__Task to carry out__
From the material below, return every line that includes "title".

__Given information__
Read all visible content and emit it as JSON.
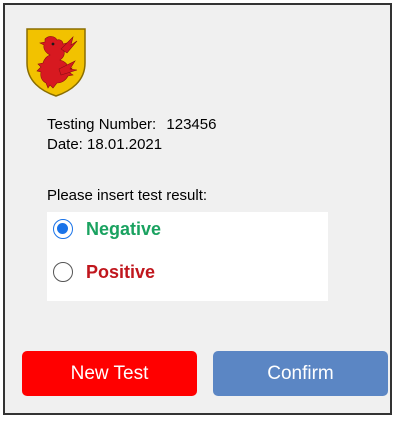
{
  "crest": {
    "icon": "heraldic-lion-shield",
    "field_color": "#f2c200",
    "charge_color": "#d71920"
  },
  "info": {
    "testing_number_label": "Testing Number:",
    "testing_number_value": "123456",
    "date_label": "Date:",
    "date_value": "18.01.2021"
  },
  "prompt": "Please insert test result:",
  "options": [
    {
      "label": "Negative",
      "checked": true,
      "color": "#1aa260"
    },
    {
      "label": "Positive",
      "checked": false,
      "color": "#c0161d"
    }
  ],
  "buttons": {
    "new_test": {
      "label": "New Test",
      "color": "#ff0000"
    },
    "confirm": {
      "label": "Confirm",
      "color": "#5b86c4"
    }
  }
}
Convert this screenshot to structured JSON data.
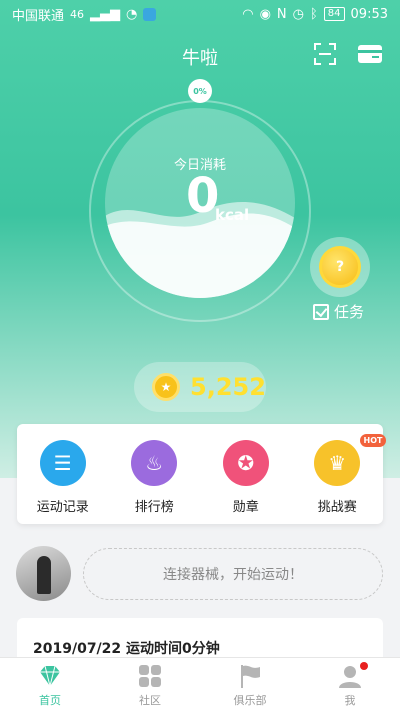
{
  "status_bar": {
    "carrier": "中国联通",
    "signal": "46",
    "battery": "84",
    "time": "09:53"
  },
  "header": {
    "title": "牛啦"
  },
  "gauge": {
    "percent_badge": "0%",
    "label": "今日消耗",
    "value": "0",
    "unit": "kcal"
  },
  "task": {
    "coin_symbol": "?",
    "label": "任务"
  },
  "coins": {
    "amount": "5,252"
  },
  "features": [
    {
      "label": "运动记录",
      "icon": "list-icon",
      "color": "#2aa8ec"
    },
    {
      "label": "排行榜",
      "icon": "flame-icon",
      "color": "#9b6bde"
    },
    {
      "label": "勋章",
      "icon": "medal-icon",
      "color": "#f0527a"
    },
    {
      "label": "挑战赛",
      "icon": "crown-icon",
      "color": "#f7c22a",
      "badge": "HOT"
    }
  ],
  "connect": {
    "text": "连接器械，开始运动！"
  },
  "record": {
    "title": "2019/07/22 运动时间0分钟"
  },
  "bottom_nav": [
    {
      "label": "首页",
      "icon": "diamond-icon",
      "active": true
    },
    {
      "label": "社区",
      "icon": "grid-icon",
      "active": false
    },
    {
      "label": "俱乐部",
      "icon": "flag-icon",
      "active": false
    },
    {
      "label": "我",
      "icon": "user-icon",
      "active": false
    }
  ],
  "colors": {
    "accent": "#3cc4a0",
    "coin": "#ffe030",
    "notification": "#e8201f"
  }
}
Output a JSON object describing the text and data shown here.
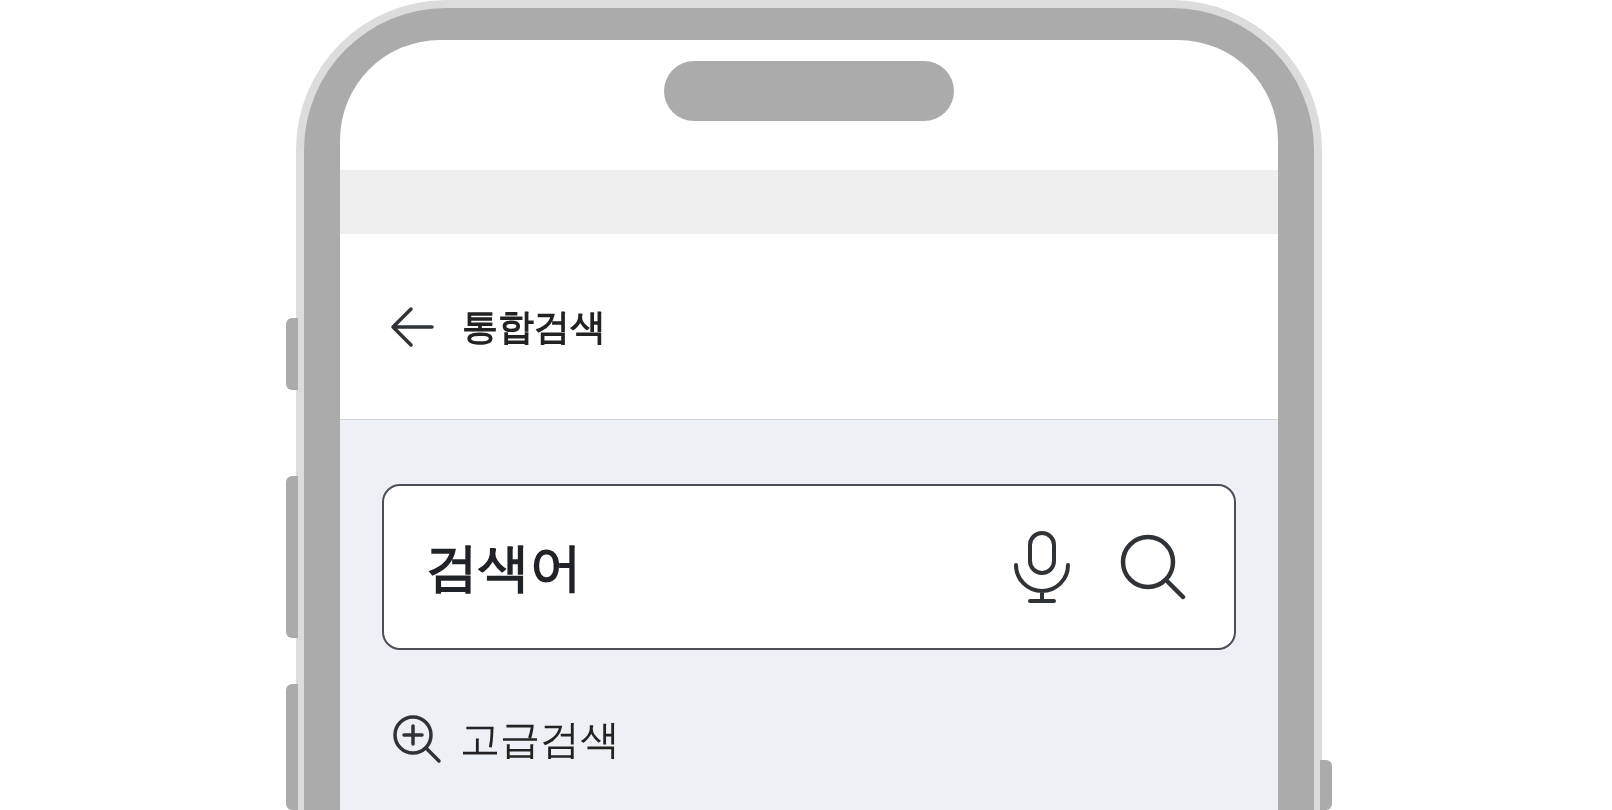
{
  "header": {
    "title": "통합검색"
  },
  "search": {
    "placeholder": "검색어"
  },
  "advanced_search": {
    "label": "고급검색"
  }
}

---

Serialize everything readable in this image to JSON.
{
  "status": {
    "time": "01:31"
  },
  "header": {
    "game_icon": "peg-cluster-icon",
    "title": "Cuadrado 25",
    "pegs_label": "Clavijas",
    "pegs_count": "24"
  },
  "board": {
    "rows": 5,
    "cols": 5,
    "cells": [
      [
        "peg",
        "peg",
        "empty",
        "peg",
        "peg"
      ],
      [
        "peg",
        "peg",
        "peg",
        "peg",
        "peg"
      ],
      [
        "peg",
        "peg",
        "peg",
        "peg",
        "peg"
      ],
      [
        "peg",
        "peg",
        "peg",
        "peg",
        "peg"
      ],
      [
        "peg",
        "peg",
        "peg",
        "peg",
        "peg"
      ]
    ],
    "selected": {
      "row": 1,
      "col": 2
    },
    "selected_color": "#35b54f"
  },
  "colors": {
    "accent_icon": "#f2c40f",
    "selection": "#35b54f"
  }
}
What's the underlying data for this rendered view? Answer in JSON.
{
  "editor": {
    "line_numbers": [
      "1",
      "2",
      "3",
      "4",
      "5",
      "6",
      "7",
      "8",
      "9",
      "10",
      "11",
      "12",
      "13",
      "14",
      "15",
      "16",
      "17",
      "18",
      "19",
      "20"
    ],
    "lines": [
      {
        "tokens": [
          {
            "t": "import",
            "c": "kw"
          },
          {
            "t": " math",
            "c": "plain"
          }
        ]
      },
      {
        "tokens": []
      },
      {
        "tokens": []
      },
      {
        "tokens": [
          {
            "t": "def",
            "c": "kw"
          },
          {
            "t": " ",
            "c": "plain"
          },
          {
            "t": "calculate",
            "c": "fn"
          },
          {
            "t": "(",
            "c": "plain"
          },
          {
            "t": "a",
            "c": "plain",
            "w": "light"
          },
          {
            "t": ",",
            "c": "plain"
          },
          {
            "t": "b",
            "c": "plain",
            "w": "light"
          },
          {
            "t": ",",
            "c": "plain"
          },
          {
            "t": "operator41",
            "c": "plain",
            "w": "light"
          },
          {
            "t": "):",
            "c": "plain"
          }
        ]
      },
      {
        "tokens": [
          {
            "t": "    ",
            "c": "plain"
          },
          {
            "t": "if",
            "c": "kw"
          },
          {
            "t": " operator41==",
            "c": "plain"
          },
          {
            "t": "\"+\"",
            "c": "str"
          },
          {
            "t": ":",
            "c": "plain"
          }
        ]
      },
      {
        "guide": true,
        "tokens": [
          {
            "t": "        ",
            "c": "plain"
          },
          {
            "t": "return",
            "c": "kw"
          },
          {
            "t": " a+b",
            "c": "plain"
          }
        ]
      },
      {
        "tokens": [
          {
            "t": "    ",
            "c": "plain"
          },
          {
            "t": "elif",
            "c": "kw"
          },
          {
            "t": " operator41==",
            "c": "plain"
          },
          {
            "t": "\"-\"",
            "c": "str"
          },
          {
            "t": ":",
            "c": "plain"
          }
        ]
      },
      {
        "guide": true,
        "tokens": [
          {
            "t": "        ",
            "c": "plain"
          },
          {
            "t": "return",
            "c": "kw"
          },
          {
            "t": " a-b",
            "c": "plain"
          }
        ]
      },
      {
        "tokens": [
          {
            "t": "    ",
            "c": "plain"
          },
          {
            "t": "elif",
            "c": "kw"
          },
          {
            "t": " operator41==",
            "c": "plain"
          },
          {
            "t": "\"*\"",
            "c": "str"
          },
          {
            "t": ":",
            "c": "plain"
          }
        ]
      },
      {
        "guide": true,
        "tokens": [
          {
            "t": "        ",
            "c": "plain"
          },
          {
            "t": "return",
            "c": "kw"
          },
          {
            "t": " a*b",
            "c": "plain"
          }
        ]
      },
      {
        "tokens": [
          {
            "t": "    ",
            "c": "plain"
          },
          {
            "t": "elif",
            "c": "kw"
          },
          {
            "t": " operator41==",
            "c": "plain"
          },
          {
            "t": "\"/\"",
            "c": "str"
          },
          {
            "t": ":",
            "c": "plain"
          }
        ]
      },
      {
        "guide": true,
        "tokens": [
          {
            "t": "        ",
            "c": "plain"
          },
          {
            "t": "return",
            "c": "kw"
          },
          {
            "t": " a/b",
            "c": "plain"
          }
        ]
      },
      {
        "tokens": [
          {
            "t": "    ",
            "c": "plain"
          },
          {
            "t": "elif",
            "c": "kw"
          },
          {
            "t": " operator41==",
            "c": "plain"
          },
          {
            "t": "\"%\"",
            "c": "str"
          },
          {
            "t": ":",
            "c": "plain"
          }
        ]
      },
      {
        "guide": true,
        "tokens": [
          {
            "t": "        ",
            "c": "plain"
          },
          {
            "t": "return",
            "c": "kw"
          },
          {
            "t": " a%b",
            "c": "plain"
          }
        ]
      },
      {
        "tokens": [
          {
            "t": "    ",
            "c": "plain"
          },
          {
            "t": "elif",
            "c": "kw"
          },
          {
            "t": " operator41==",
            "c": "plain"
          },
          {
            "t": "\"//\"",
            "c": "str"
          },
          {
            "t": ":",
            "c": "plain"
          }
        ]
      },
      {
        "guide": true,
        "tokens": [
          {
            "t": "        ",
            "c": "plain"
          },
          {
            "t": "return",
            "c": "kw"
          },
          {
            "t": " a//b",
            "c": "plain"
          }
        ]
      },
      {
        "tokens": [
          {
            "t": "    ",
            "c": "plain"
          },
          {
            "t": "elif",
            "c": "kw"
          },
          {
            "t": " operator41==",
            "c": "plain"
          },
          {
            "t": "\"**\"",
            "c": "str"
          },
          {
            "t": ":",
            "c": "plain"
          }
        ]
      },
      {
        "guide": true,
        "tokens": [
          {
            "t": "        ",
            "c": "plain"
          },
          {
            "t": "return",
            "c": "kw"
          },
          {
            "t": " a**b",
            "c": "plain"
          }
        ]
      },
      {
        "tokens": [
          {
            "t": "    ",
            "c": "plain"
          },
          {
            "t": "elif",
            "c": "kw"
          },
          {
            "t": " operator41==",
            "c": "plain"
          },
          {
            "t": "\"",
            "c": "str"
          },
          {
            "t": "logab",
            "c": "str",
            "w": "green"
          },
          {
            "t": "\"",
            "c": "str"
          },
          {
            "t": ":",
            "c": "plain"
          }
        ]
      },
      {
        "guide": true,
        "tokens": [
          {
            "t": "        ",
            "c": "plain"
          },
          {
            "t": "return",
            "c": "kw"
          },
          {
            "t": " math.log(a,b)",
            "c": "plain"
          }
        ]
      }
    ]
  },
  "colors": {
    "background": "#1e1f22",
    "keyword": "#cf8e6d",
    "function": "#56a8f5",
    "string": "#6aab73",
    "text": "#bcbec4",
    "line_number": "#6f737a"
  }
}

__Task answer__
    "title": "牛啦"
    "title": "2019/07/22 运动时间0分钟"
    "title": "통합검색"
    "title": "Cuadrado 25",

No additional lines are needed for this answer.